Element data from apps and pages
━━━━

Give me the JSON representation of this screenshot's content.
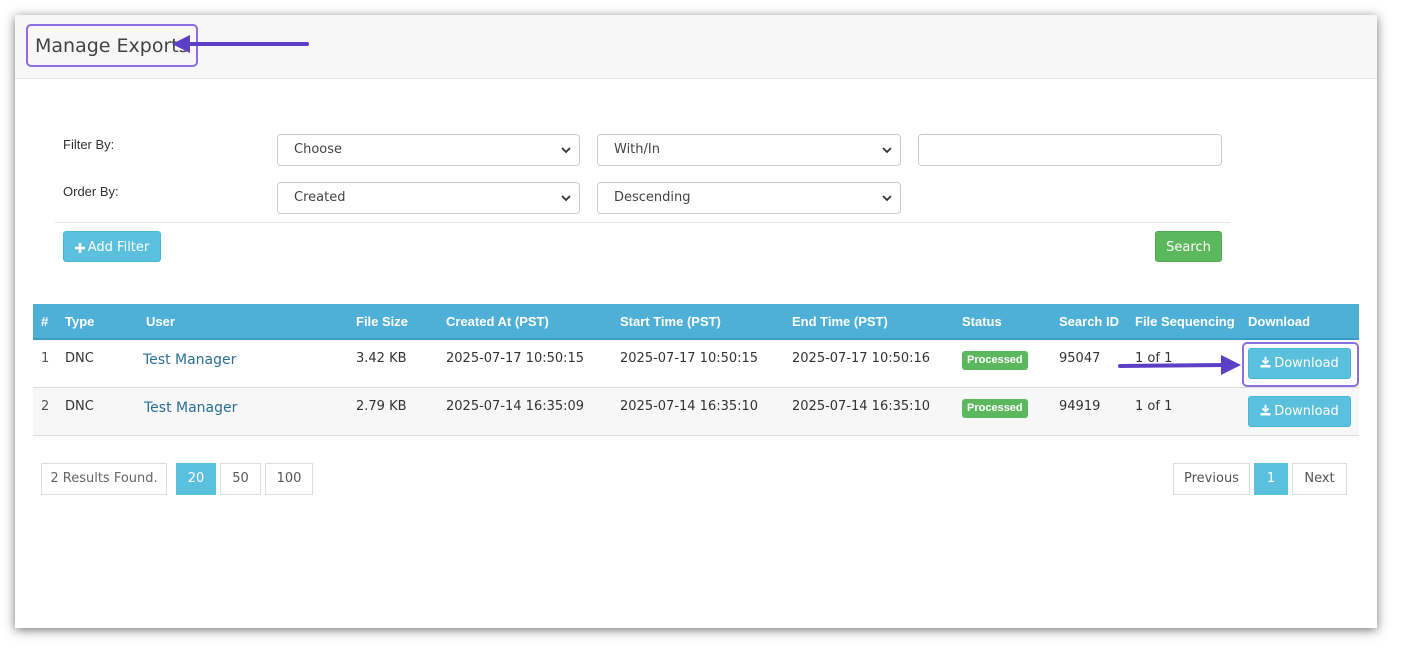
{
  "header": {
    "title": "Manage Exports"
  },
  "filters": {
    "filter_by_label": "Filter By:",
    "order_by_label": "Order By:",
    "filter_field": "Choose",
    "filter_operator": "With/In",
    "filter_value": "",
    "order_field": "Created",
    "order_direction": "Descending",
    "add_filter_label": "Add Filter",
    "search_label": "Search"
  },
  "table": {
    "columns": [
      "#",
      "Type",
      "User",
      "File Size",
      "Created At (PST)",
      "Start Time (PST)",
      "End Time (PST)",
      "Status",
      "Search ID",
      "File Sequencing",
      "Download"
    ],
    "rows": [
      {
        "idx": "1",
        "type": "DNC",
        "user": "Test Manager",
        "file_size": "3.42 KB",
        "created_at": "2025-07-17 10:50:15",
        "start_time": "2025-07-17 10:50:15",
        "end_time": "2025-07-17 10:50:16",
        "status": "Processed",
        "search_id": "95047",
        "file_sequencing": "1 of 1",
        "download": "Download"
      },
      {
        "idx": "2",
        "type": "DNC",
        "user": "Test Manager",
        "file_size": "2.79 KB",
        "created_at": "2025-07-14 16:35:09",
        "start_time": "2025-07-14 16:35:10",
        "end_time": "2025-07-14 16:35:10",
        "status": "Processed",
        "search_id": "94919",
        "file_sequencing": "1 of 1",
        "download": "Download"
      }
    ]
  },
  "pagination": {
    "results_found": "2 Results Found.",
    "page_sizes": [
      "20",
      "50",
      "100"
    ],
    "active_page_size": "20",
    "previous_label": "Previous",
    "current_page": "1",
    "next_label": "Next"
  },
  "colors": {
    "accent": "#5bc0de",
    "header_bar": "#4eb0d6",
    "success": "#5cb85c",
    "annotation": "#5b3fc4"
  }
}
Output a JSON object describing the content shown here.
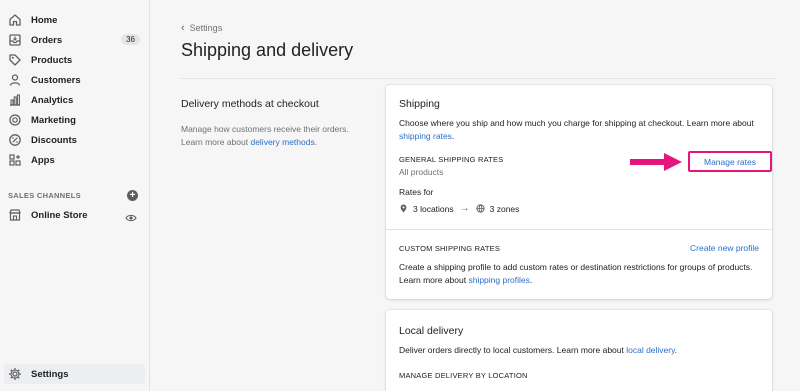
{
  "sidebar": {
    "items": [
      {
        "label": "Home",
        "icon": "home-icon"
      },
      {
        "label": "Orders",
        "icon": "orders-icon",
        "badge": "36"
      },
      {
        "label": "Products",
        "icon": "tag-icon"
      },
      {
        "label": "Customers",
        "icon": "person-icon"
      },
      {
        "label": "Analytics",
        "icon": "bar-chart-icon"
      },
      {
        "label": "Marketing",
        "icon": "target-icon"
      },
      {
        "label": "Discounts",
        "icon": "discount-icon"
      },
      {
        "label": "Apps",
        "icon": "apps-icon"
      }
    ],
    "sales_channels_heading": "SALES CHANNELS",
    "online_store_label": "Online Store",
    "settings_label": "Settings"
  },
  "breadcrumb": {
    "label": "Settings"
  },
  "page": {
    "title": "Shipping and delivery"
  },
  "section": {
    "title": "Delivery methods at checkout",
    "text": "Manage how customers receive their orders. Learn more about ",
    "link": "delivery methods",
    "text_end": "."
  },
  "shipping_card": {
    "title": "Shipping",
    "text": "Choose where you ship and how much you charge for shipping at checkout. Learn more about ",
    "link": "shipping rates",
    "text_end": ".",
    "general_heading": "GENERAL SHIPPING RATES",
    "all_products": "All products",
    "manage_rates": "Manage rates",
    "rates_for": "Rates for",
    "locations": "3 locations",
    "zones": "3 zones",
    "custom_heading": "CUSTOM SHIPPING RATES",
    "create_profile": "Create new profile",
    "custom_text": "Create a shipping profile to add custom rates or destination restrictions for groups of products. Learn more about ",
    "custom_link": "shipping profiles",
    "custom_end": "."
  },
  "local_card": {
    "title": "Local delivery",
    "text": "Deliver orders directly to local customers. Learn more about ",
    "link": "local delivery",
    "text_end": ".",
    "manage_heading": "MANAGE DELIVERY BY LOCATION"
  },
  "colors": {
    "link": "#2c6ecb",
    "highlight": "#e6157e"
  }
}
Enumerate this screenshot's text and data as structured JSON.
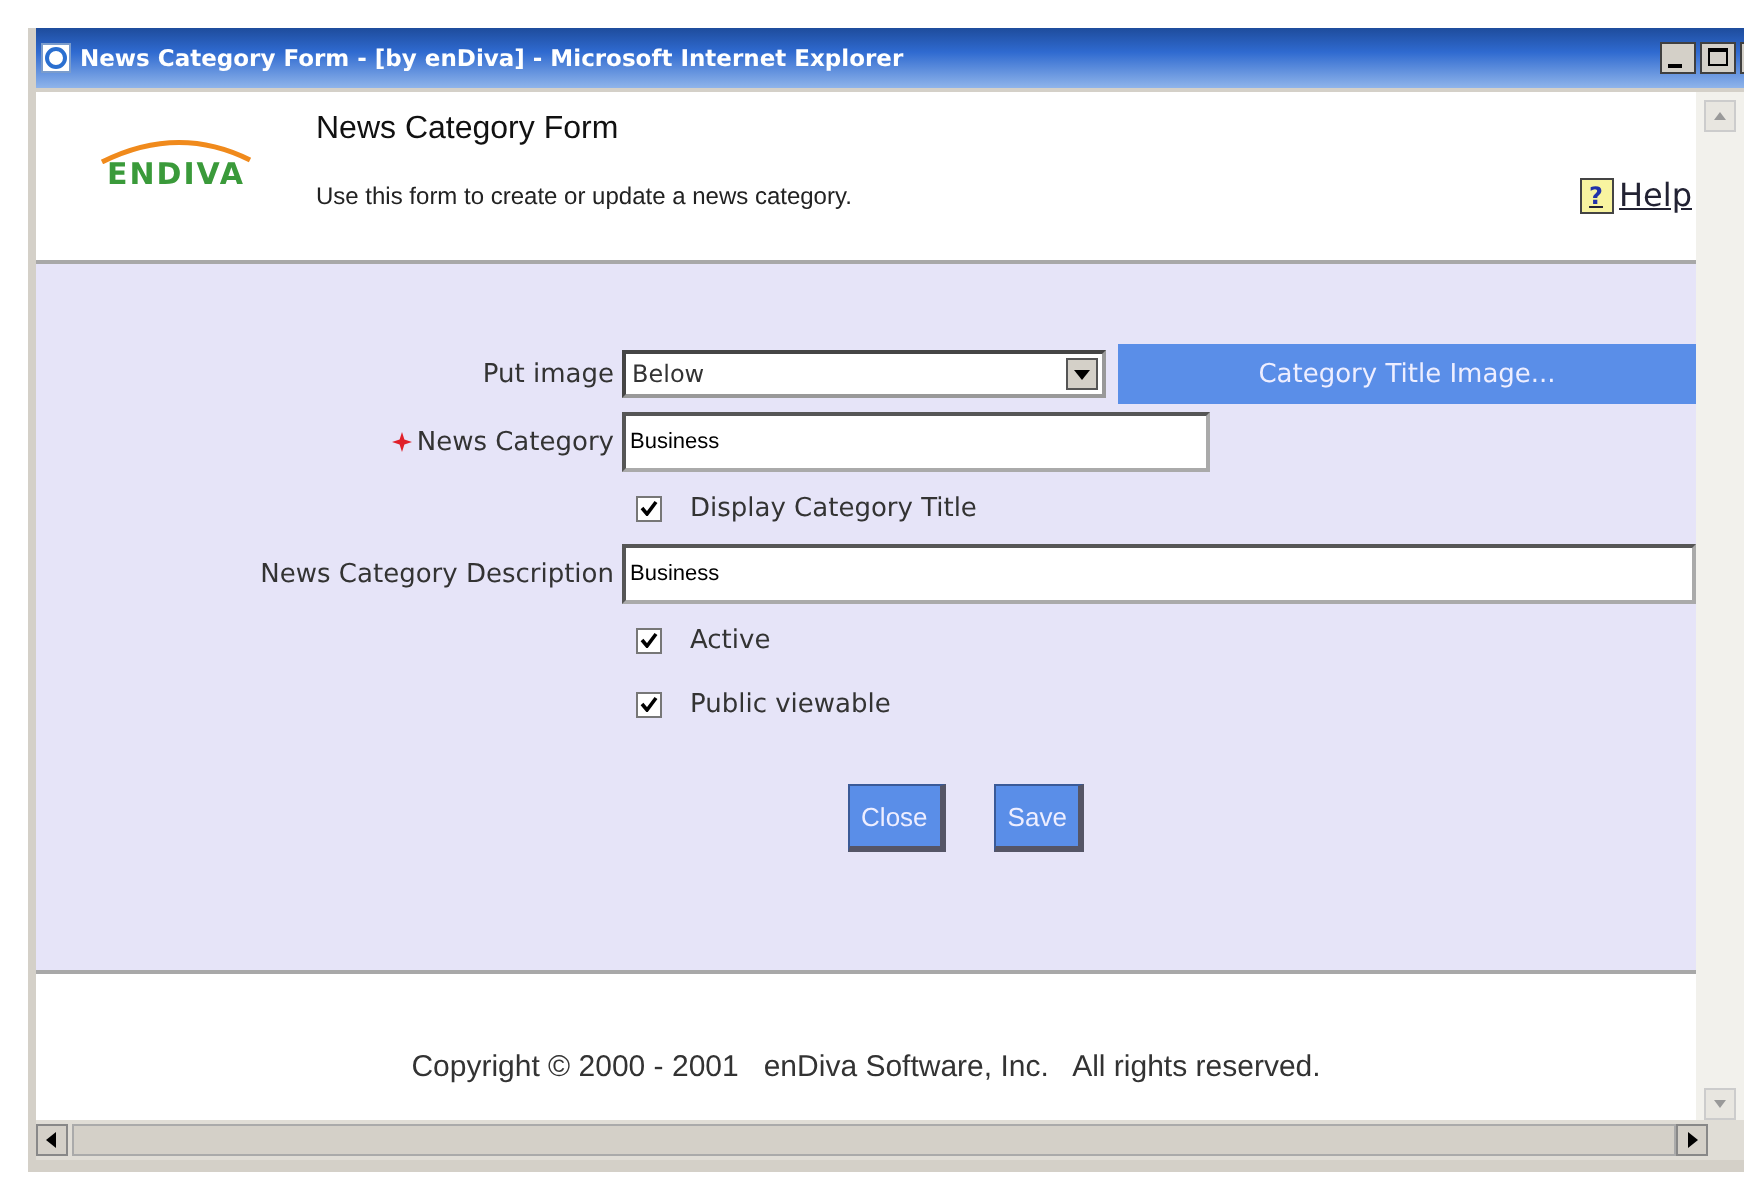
{
  "window": {
    "title": "News Category Form - [by enDiva] - Microsoft Internet Explorer"
  },
  "header": {
    "logo": "ENDIVA",
    "title": "News Category Form",
    "subtitle": "Use this form to create or update a news category.",
    "help_mark": "?",
    "help": "Help"
  },
  "form": {
    "rows": [
      {
        "kind": "select",
        "label": "Put image",
        "required": false,
        "value": "Below",
        "button": "Category Title Image..."
      },
      {
        "kind": "text",
        "label": "News Category",
        "required": true,
        "value": "Business"
      },
      {
        "kind": "checkbox",
        "label": "Display Category Title",
        "checked": true
      },
      {
        "kind": "wide_text",
        "label": "News Category Description",
        "required": false,
        "value": "Business"
      },
      {
        "kind": "checkbox",
        "label": "Active",
        "checked": true
      },
      {
        "kind": "checkbox",
        "label": "Public viewable",
        "checked": true
      }
    ],
    "buttons": [
      "Close",
      "Save"
    ]
  },
  "footer": "Copyright © 2000 - 2001   enDiva Software, Inc.   All rights reserved."
}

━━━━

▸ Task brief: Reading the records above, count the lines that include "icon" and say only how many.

▸ Output below: 8